"I think we have some good opportunities to capitalize on as well: the communications industry, for example. Lockheed Martin is a leader in global-positioning satellites. That's a company that people don't think about too often, but they've got 12,000 employees in the region, and one of their primary focuses, in addition to the work they do in the area of defense, is communications. And with Comcast locating its headquarters here, I see Philadelphia as being a hub for the communications industry.

"And I know that with David Cohen, a major executive at Comcast, becoming chairman of the Greater Philadelphia Chamber of Commerce, he's going to be a guy that can use the clout of a Comcast to encourage vendors and other companies in the communications industry to also consider Philadelphia as a place to do business.

"If you talk to people at the CEO Council for Growth or the Chamber, the theme that we talk about all the time is, 'Who do we have that we could build around?'

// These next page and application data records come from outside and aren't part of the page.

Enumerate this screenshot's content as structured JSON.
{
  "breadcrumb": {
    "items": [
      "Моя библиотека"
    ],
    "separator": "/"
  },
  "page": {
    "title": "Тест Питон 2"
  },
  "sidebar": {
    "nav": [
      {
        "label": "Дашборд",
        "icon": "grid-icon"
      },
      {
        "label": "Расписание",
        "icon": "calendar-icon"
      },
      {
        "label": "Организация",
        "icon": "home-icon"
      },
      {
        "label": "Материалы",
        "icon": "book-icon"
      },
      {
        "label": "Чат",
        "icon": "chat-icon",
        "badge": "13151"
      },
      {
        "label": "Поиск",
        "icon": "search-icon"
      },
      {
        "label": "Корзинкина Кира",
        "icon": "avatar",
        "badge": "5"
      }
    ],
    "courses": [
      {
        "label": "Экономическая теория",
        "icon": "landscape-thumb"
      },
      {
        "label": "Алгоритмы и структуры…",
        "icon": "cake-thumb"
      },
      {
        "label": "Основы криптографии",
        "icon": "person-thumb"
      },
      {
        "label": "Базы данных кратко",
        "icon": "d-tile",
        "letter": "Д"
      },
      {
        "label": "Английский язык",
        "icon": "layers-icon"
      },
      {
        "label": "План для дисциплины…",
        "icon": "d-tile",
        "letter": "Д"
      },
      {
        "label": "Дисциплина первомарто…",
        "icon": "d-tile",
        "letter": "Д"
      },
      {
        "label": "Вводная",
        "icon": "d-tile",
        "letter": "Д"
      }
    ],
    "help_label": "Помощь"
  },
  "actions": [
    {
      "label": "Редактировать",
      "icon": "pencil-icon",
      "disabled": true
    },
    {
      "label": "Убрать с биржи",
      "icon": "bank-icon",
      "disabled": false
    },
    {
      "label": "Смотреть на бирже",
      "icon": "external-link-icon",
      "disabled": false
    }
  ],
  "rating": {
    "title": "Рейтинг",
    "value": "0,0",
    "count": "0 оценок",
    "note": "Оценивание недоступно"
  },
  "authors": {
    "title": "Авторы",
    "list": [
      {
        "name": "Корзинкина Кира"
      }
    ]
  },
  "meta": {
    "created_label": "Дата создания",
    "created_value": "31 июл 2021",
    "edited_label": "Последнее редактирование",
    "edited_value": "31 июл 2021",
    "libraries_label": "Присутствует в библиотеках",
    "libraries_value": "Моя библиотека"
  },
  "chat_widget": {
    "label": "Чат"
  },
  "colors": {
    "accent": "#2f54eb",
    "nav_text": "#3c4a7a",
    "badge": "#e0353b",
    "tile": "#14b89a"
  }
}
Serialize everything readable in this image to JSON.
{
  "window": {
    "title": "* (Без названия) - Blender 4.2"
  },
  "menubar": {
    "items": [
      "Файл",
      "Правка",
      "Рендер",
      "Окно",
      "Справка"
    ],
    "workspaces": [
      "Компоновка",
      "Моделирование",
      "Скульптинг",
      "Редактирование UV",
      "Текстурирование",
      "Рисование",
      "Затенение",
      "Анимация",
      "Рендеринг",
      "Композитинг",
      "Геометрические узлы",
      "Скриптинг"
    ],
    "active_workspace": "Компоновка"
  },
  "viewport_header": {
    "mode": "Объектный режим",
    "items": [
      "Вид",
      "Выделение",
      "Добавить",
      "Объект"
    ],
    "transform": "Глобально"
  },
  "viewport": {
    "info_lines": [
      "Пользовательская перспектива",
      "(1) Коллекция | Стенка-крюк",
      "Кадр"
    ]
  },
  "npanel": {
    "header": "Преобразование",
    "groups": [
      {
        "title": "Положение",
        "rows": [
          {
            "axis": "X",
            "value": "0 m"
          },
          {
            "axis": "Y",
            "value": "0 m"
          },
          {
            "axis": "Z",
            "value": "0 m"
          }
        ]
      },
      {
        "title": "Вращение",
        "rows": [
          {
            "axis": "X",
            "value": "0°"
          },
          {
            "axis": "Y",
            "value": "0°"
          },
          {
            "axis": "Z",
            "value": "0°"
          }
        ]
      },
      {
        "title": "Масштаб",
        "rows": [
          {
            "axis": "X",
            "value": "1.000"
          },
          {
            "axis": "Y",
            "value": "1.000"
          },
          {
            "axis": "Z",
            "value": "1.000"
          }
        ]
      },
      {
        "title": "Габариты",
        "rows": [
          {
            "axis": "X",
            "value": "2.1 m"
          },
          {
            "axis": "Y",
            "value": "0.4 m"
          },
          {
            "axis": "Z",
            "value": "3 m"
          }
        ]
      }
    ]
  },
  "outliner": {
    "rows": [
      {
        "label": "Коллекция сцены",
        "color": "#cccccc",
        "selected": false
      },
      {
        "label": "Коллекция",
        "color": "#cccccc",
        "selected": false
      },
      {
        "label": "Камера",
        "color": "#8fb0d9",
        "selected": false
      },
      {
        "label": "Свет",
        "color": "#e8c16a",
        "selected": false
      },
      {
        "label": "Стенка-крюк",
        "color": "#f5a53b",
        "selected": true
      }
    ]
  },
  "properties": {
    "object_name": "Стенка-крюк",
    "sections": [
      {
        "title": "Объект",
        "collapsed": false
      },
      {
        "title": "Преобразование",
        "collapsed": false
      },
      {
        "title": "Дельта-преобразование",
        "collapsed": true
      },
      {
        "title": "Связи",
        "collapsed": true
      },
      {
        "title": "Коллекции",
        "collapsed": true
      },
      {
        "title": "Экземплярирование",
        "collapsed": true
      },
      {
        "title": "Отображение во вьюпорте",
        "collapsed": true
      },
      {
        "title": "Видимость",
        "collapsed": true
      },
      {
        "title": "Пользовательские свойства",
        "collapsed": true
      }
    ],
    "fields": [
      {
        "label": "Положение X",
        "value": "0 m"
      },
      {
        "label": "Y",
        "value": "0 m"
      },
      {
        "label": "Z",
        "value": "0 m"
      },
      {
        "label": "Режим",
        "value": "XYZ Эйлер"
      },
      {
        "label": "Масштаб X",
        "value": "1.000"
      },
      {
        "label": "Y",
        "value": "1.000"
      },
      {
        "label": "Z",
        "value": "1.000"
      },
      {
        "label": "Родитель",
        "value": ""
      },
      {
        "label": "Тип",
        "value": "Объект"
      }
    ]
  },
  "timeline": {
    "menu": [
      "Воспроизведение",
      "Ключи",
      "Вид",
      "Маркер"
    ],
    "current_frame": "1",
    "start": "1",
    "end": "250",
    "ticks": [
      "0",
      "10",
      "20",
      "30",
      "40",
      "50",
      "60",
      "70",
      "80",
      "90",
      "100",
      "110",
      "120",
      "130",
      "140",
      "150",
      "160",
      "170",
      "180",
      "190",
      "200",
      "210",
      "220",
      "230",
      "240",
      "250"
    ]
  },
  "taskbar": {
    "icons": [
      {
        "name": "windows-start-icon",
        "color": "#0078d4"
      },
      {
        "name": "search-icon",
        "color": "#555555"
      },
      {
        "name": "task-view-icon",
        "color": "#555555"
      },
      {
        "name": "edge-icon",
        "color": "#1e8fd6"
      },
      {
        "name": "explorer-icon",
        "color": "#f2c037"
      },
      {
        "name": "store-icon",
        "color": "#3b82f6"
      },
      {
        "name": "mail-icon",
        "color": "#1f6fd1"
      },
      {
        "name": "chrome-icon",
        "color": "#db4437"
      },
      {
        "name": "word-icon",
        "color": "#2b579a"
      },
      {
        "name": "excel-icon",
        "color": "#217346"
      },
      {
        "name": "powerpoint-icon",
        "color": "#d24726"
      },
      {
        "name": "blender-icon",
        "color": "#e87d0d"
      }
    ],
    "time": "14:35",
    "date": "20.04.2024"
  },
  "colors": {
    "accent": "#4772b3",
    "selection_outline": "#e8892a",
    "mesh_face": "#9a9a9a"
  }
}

"Comcast is an obvious one. What vendors are there for Comcast that might consider locating in this region and being near one of the largest purchases of their services? When you think about the fact that Lockheed is also in the communications industry - a different form of communications, but they're doing the same thing - it's a foundation upon which you can build."

Three steps to get there:

1. Growthwise, keep on Nuttering on. "I'm especially grateful for our mayor's interest in the business community and developing jobs on a regional basis," Sasso said. "He's made visits to South Jersey, Delaware, Harrisburg. He is really in tune to the fact that in order to develop, we have to take a regional approach as opposed to a city approach."

2. Reach out to the re-lo industry. "One thing we haven't done until recently, with the CEO Council for Growth, is getting out there and promoting the region on a national and an international level," Sasso said. "There's a whole industry of consultants that facilitate companies moving to different locations. They have annual conventions and everything, and Philadelphia was the one major city that had never participated - never had a booth."

3. Leverage eds and meds. Repeat with chemicals. "We have to develop partnerships with the nonprofit community, which is very significant here - especially in education and health care," Sasso said.

Similarly, he noted, "Dow Chemical has promised to keep the Rohm & Haas operations and their businesses part of its focus here. We have to consider how to capitalize on that, and again develop a private-public partnership."